A rather lengthy quote, but packed with a powerful punch to the gut . I love it when someone cuts to the chase, slashes to the bone, throws caution to the wind, calls out the elephant in the room. At a seminarians conference a number of weeks ago, a young seminarian proclaimed in reaction to some "church is dead" talk, "I am tired of people saying that the church is dead!" OK, how about this, "The church is dead, long live the church!" Can we at least say that something of the church is dying, and in fact must die? Can we also say that something of the church is alive, and in fact must continue to live in new and meaningful ways in the 21st century? Yes, I think we can, and should.
This passage from Rev. Meyer's book reminds me of a conversation I had some months ago with retired pastor and activist, Rev. Henry Hayden. I sat with him in his small one-room apartment at a local retirement home. The first thing he wanted to share with me was a paper he had written on the summation of his life's work as a minister. There were several points that he wanted to make, the first of which stuck with me. "I always tried to remain on the prophetic edge." He then proceeded to tell story after story of how he helped organize counter sit ins during the civil rights movement, how he threatened to resign his pastorate several times because he was not allowed to preach what he felt God had called him to preach, how he received death threats after publicly participating in the ordination of the first gay man in the United Church of Christ. "If you ain't receiving death threats, then you ain't preaching the gospel of Jesus Christ!" He quipped.
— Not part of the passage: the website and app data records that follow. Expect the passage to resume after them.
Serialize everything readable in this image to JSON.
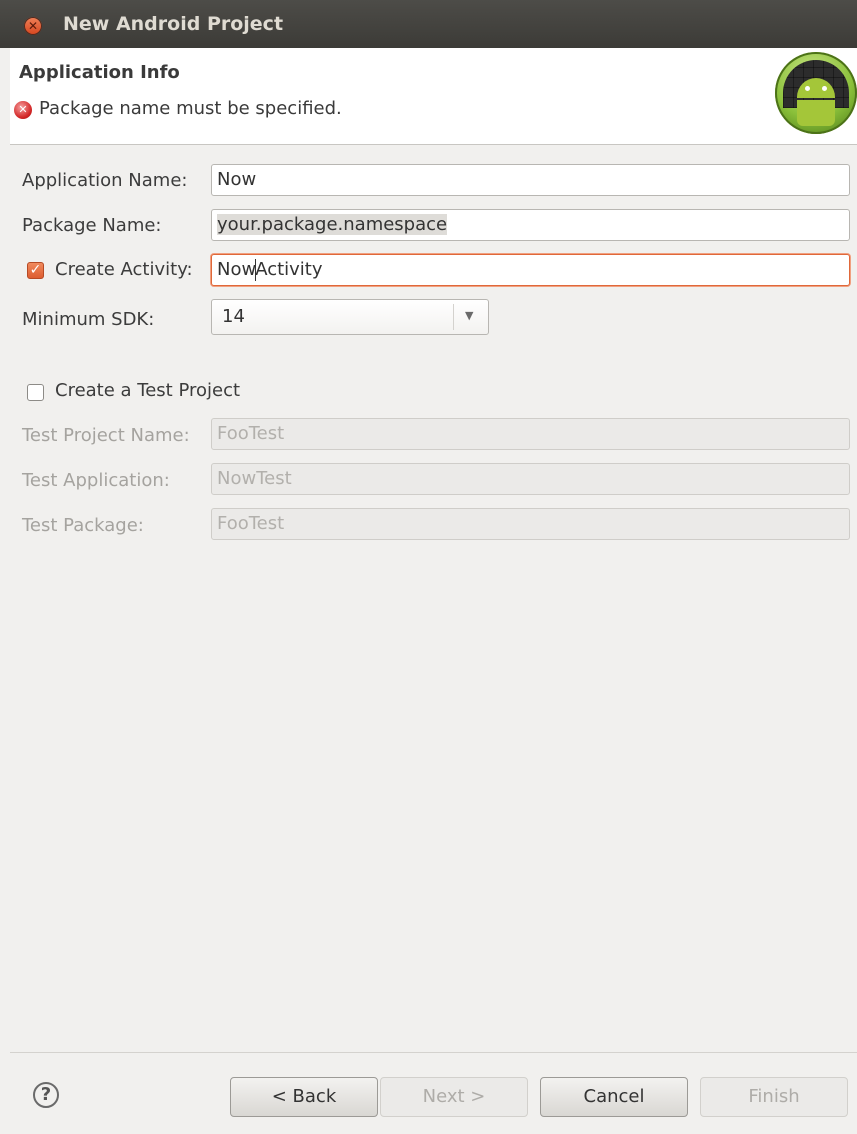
{
  "window": {
    "title": "New Android Project"
  },
  "header": {
    "title": "Application Info",
    "error_message": "Package name must be specified."
  },
  "form": {
    "app_name_label": "Application Name:",
    "app_name_value": "Now",
    "package_label": "Package Name:",
    "package_value": "your.package.namespace",
    "create_activity_label": "Create Activity:",
    "create_activity_checked": true,
    "activity_value_before_caret": "Now",
    "activity_value_after_caret": "Activity",
    "min_sdk_label": "Minimum SDK:",
    "min_sdk_value": "14"
  },
  "test_project": {
    "checkbox_label": "Create a Test Project",
    "checked": false,
    "name_label": "Test Project Name:",
    "name_value": "FooTest",
    "app_label": "Test Application:",
    "app_value": "NowTest",
    "package_label": "Test Package:",
    "package_value": "FooTest"
  },
  "buttons": {
    "help_glyph": "?",
    "back": "< Back",
    "next": "Next >",
    "cancel": "Cancel",
    "finish": "Finish"
  },
  "colors": {
    "accent": "#e0683a",
    "error": "#d22525",
    "titlebar": "#3c3b37"
  }
}
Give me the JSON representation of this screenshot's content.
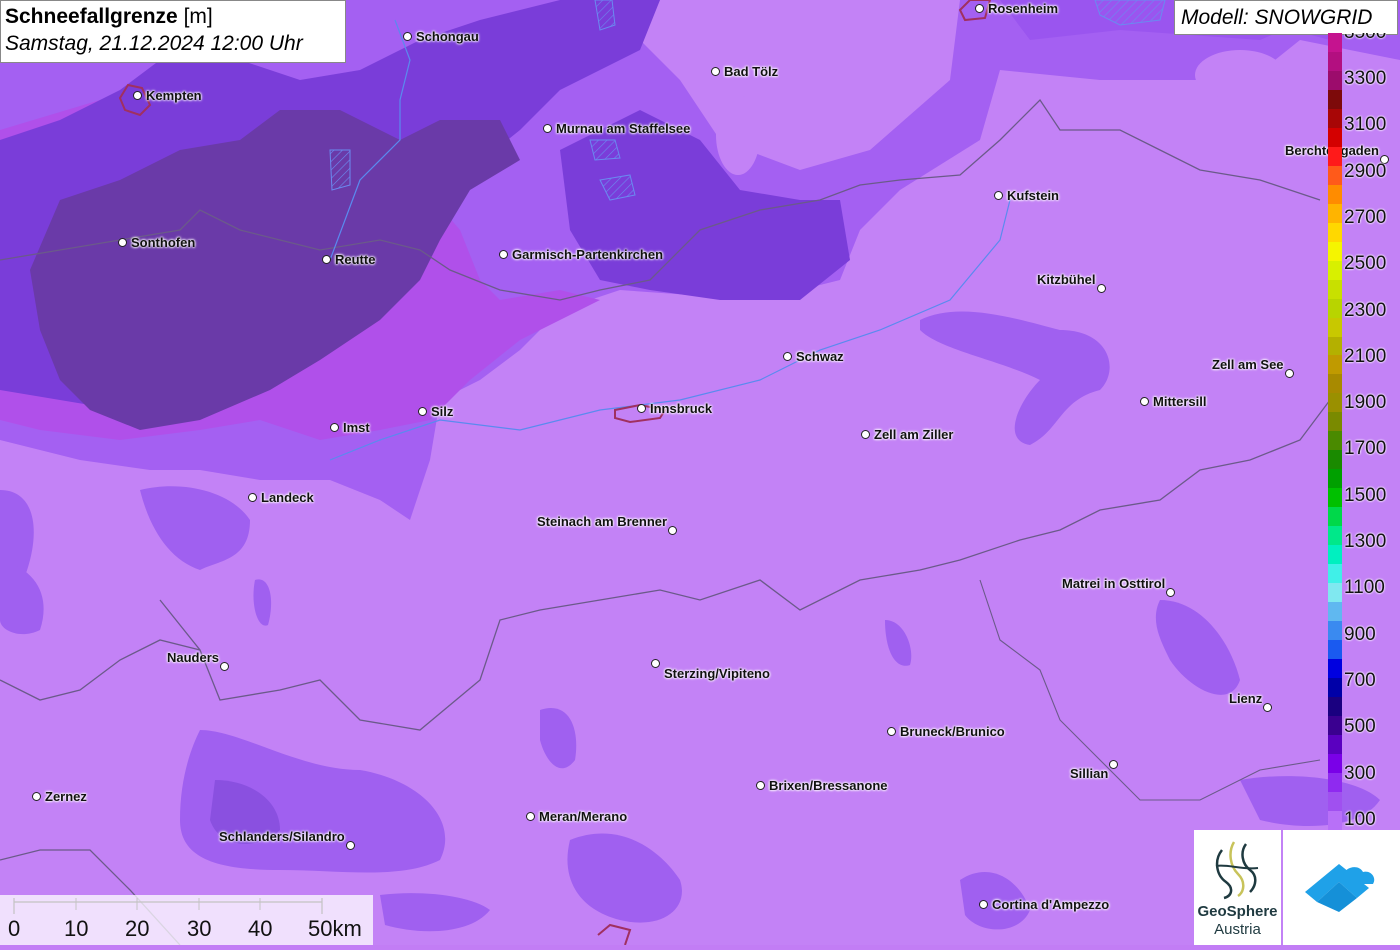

"Where are the holy fools for God today? Who stands out in the crowd as a troublemaker for justice?" Meyers asks. Very good question. Where? Who? In our denomination, in our conference, in the wider church? While we "fiddle with the meaning of the Trinity," hold another counsel meeting, plan for the next church picnic, bicker over how many Easter lilies on the chancel is too many, issues of poverty, hunger, homelessness, mass incarceration, unemployment, inequality, and many such injustices linger right outside our Narthex. In order to be its true self, to be what it was called to be, the church must move to the margins and confront these issues head on. As Rev. Hayden suggested, we have to exist on the prophetic edge, we have to be troublemakers for justice. Isn't this the real work of the church: in community, on the margins, and out of our comfort zone, and raising hell?
So, good riddance to the church that is unwilling to take such a stand, the "harmless handmaiden" shuttered behind stained glass. Let this church, that clings to itself, die. And, let the church that says "yes!" to being a "holy fool," a "troublemaker for justice," and radical resister, let this church live!
Pastor Stephen Patten
From the Mountain is a 'cyber sanctuary' where sermons and other musings are posted for the general consumption of a larger community. Feel free to reflect on them as you wish. You are welcome to leave comments below with thoughts, insights, and/or questions.